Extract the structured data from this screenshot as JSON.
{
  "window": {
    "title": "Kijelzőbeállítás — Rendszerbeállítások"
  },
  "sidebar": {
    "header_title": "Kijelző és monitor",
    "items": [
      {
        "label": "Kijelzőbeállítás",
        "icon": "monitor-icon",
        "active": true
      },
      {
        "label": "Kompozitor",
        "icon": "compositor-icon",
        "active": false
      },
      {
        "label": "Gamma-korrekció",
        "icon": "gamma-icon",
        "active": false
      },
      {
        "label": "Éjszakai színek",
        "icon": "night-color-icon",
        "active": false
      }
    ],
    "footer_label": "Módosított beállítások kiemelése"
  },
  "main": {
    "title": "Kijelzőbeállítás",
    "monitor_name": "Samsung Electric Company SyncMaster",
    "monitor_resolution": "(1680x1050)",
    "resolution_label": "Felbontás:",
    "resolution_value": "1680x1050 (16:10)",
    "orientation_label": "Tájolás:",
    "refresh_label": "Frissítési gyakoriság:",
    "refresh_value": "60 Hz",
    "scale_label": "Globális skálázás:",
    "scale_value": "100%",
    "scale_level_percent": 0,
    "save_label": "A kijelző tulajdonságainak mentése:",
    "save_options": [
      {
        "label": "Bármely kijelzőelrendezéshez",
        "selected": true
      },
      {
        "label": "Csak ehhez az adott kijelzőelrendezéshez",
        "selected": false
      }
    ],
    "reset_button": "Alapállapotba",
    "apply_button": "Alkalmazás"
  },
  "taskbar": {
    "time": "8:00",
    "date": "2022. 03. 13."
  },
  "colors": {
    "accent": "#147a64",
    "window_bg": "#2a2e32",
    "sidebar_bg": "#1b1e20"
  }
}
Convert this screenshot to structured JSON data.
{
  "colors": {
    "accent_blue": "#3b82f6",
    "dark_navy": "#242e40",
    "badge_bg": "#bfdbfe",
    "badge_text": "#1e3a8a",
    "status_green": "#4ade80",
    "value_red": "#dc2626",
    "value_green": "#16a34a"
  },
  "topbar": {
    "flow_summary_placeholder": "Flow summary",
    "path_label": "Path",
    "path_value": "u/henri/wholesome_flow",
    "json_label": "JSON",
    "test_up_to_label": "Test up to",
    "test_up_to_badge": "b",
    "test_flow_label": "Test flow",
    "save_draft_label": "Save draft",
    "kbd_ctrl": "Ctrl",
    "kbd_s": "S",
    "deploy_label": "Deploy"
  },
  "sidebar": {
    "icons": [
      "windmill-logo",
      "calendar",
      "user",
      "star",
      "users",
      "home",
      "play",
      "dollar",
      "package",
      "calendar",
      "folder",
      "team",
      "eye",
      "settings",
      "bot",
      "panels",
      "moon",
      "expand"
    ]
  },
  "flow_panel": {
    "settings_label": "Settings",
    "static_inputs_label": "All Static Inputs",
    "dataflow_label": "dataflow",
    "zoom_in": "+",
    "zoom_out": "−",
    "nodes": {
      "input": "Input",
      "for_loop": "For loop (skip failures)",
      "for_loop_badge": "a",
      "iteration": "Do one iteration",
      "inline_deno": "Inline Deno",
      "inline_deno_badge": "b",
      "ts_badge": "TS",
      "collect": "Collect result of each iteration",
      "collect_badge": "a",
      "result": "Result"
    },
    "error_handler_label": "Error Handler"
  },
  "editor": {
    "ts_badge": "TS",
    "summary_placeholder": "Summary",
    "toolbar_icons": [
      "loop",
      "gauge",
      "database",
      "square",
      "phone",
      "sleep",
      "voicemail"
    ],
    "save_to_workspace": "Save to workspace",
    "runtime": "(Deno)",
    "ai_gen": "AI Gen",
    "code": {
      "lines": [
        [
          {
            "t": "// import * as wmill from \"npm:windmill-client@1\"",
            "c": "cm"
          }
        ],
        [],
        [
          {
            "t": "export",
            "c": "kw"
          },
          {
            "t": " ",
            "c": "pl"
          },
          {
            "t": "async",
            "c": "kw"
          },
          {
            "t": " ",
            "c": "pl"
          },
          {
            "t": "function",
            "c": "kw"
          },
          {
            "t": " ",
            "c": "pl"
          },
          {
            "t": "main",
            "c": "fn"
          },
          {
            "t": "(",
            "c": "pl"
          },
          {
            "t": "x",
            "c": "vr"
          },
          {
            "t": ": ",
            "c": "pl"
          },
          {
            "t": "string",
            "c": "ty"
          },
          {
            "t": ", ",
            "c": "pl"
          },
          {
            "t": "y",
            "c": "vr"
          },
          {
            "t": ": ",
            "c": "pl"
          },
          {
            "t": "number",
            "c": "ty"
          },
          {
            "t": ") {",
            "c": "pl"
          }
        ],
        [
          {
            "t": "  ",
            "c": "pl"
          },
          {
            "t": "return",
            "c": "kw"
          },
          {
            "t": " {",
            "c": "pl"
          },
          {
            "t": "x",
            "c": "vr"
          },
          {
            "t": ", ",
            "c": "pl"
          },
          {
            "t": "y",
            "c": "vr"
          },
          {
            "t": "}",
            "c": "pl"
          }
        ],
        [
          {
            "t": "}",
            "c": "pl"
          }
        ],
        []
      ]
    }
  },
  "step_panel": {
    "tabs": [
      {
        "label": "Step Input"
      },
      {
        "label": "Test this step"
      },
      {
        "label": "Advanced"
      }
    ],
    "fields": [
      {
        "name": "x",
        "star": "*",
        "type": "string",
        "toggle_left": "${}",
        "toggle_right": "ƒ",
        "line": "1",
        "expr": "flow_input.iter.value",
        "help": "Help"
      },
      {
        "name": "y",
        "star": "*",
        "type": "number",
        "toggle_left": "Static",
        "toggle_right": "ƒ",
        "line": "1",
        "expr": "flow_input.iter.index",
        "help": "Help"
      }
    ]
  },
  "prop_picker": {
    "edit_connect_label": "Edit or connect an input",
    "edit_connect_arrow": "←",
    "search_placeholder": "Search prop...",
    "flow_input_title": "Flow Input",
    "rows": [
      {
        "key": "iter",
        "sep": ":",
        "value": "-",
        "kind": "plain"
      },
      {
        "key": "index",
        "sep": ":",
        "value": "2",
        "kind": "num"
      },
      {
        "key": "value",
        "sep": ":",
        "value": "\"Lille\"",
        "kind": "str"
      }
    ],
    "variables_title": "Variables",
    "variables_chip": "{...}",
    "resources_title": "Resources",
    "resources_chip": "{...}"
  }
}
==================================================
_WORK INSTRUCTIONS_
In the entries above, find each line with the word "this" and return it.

_YOUR SOLUTION_
Extract the structured data from this screenshot as JSON.
Convert this screenshot to structured JSON data.
        "label": "Test this step"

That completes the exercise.